Exercise aim -
Restate the records in their entirety, word for word.

╔══

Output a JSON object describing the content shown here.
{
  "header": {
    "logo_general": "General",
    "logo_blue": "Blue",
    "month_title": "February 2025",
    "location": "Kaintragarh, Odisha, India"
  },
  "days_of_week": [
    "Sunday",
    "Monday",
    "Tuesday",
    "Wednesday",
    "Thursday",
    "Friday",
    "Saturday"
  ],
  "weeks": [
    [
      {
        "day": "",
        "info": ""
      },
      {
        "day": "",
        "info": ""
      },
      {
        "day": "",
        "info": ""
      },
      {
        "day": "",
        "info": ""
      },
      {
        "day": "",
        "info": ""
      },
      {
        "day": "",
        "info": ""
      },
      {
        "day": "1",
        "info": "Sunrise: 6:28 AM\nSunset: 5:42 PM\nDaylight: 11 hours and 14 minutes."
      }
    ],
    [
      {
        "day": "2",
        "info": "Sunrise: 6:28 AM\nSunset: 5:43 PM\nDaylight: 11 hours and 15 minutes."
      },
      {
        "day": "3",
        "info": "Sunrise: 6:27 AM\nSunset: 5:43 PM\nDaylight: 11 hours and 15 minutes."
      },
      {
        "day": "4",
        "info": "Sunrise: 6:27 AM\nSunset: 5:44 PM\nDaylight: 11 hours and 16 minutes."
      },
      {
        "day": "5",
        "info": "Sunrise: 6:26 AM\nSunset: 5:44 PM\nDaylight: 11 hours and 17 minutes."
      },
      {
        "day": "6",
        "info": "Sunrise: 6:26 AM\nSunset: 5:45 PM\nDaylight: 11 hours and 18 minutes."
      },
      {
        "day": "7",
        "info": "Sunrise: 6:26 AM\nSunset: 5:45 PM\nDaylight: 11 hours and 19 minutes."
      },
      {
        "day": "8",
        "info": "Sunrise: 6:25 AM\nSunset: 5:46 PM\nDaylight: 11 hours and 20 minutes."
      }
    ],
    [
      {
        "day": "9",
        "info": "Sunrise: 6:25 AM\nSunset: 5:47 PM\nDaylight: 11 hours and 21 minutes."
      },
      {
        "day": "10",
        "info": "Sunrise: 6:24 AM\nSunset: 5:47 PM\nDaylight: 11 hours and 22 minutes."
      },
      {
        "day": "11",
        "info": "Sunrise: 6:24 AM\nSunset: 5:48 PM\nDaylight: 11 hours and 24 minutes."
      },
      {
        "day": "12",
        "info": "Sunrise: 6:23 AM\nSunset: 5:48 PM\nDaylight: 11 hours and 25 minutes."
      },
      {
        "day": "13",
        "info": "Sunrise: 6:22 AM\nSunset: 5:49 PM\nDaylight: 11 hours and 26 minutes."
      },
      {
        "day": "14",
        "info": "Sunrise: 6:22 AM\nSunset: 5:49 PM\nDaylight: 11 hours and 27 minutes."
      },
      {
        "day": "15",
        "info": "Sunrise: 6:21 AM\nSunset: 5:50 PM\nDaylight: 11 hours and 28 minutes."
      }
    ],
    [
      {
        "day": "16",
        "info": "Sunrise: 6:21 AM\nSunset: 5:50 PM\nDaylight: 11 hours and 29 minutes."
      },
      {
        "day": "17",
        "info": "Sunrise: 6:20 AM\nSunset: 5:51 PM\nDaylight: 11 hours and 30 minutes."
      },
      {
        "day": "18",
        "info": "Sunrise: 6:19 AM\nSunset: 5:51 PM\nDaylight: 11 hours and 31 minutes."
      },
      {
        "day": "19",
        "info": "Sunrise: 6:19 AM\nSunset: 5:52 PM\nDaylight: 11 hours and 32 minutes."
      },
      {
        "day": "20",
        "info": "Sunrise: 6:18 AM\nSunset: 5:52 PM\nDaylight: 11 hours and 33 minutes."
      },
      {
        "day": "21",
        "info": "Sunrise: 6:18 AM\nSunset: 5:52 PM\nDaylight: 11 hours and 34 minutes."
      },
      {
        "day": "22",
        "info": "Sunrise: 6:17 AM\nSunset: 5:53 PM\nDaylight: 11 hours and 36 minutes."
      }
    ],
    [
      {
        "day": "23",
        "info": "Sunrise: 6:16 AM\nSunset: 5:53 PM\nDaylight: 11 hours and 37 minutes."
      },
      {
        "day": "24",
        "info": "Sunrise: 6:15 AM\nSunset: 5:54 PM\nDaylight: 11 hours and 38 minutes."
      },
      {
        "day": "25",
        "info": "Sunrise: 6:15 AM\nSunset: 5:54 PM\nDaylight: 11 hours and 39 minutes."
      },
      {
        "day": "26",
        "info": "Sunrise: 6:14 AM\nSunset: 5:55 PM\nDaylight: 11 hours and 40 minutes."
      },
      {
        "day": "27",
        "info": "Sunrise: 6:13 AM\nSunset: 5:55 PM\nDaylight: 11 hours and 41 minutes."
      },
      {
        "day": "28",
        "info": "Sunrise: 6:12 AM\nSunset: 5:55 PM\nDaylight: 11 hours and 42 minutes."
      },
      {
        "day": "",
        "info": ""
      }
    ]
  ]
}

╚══

Written response -
Output a JSON object describing the content shown here.
{
  "header": {
    "logo_general": "General",
    "logo_blue": "Blue",
    "month_title": "February 2025",
    "location": "Kaintragarh, Odisha, India"
  },
  "days_of_week": [
    "Sunday",
    "Monday",
    "Tuesday",
    "Wednesday",
    "Thursday",
    "Friday",
    "Saturday"
  ],
  "weeks": [
    [
      {
        "day": "",
        "info": ""
      },
      {
        "day": "",
        "info": ""
      },
      {
        "day": "",
        "info": ""
      },
      {
        "day": "",
        "info": ""
      },
      {
        "day": "",
        "info": ""
      },
      {
        "day": "",
        "info": ""
      },
      {
        "day": "1",
        "info": "Sunrise: 6:28 AM\nSunset: 5:42 PM\nDaylight: 11 hours and 14 minutes."
      }
    ],
    [
      {
        "day": "2",
        "info": "Sunrise: 6:28 AM\nSunset: 5:43 PM\nDaylight: 11 hours and 15 minutes."
      },
      {
        "day": "3",
        "info": "Sunrise: 6:27 AM\nSunset: 5:43 PM\nDaylight: 11 hours and 15 minutes."
      },
      {
        "day": "4",
        "info": "Sunrise: 6:27 AM\nSunset: 5:44 PM\nDaylight: 11 hours and 16 minutes."
      },
      {
        "day": "5",
        "info": "Sunrise: 6:26 AM\nSunset: 5:44 PM\nDaylight: 11 hours and 17 minutes."
      },
      {
        "day": "6",
        "info": "Sunrise: 6:26 AM\nSunset: 5:45 PM\nDaylight: 11 hours and 18 minutes."
      },
      {
        "day": "7",
        "info": "Sunrise: 6:26 AM\nSunset: 5:45 PM\nDaylight: 11 hours and 19 minutes."
      },
      {
        "day": "8",
        "info": "Sunrise: 6:25 AM\nSunset: 5:46 PM\nDaylight: 11 hours and 20 minutes."
      }
    ],
    [
      {
        "day": "9",
        "info": "Sunrise: 6:25 AM\nSunset: 5:47 PM\nDaylight: 11 hours and 21 minutes."
      },
      {
        "day": "10",
        "info": "Sunrise: 6:24 AM\nSunset: 5:47 PM\nDaylight: 11 hours and 22 minutes."
      },
      {
        "day": "11",
        "info": "Sunrise: 6:24 AM\nSunset: 5:48 PM\nDaylight: 11 hours and 24 minutes."
      },
      {
        "day": "12",
        "info": "Sunrise: 6:23 AM\nSunset: 5:48 PM\nDaylight: 11 hours and 25 minutes."
      },
      {
        "day": "13",
        "info": "Sunrise: 6:22 AM\nSunset: 5:49 PM\nDaylight: 11 hours and 26 minutes."
      },
      {
        "day": "14",
        "info": "Sunrise: 6:22 AM\nSunset: 5:49 PM\nDaylight: 11 hours and 27 minutes."
      },
      {
        "day": "15",
        "info": "Sunrise: 6:21 AM\nSunset: 5:50 PM\nDaylight: 11 hours and 28 minutes."
      }
    ],
    [
      {
        "day": "16",
        "info": "Sunrise: 6:21 AM\nSunset: 5:50 PM\nDaylight: 11 hours and 29 minutes."
      },
      {
        "day": "17",
        "info": "Sunrise: 6:20 AM\nSunset: 5:51 PM\nDaylight: 11 hours and 30 minutes."
      },
      {
        "day": "18",
        "info": "Sunrise: 6:19 AM\nSunset: 5:51 PM\nDaylight: 11 hours and 31 minutes."
      },
      {
        "day": "19",
        "info": "Sunrise: 6:19 AM\nSunset: 5:52 PM\nDaylight: 11 hours and 32 minutes."
      },
      {
        "day": "20",
        "info": "Sunrise: 6:18 AM\nSunset: 5:52 PM\nDaylight: 11 hours and 33 minutes."
      },
      {
        "day": "21",
        "info": "Sunrise: 6:18 AM\nSunset: 5:52 PM\nDaylight: 11 hours and 34 minutes."
      },
      {
        "day": "22",
        "info": "Sunrise: 6:17 AM\nSunset: 5:53 PM\nDaylight: 11 hours and 36 minutes."
      }
    ],
    [
      {
        "day": "23",
        "info": "Sunrise: 6:16 AM\nSunset: 5:53 PM\nDaylight: 11 hours and 37 minutes."
      },
      {
        "day": "24",
        "info": "Sunrise: 6:15 AM\nSunset: 5:54 PM\nDaylight: 11 hours and 38 minutes."
      },
      {
        "day": "25",
        "info": "Sunrise: 6:15 AM\nSunset: 5:54 PM\nDaylight: 11 hours and 39 minutes."
      },
      {
        "day": "26",
        "info": "Sunrise: 6:14 AM\nSunset: 5:55 PM\nDaylight: 11 hours and 40 minutes."
      },
      {
        "day": "27",
        "info": "Sunrise: 6:13 AM\nSunset: 5:55 PM\nDaylight: 11 hours and 41 minutes."
      },
      {
        "day": "28",
        "info": "Sunrise: 6:12 AM\nSunset: 5:55 PM\nDaylight: 11 hours and 42 minutes."
      },
      {
        "day": "",
        "info": ""
      }
    ]
  ]
}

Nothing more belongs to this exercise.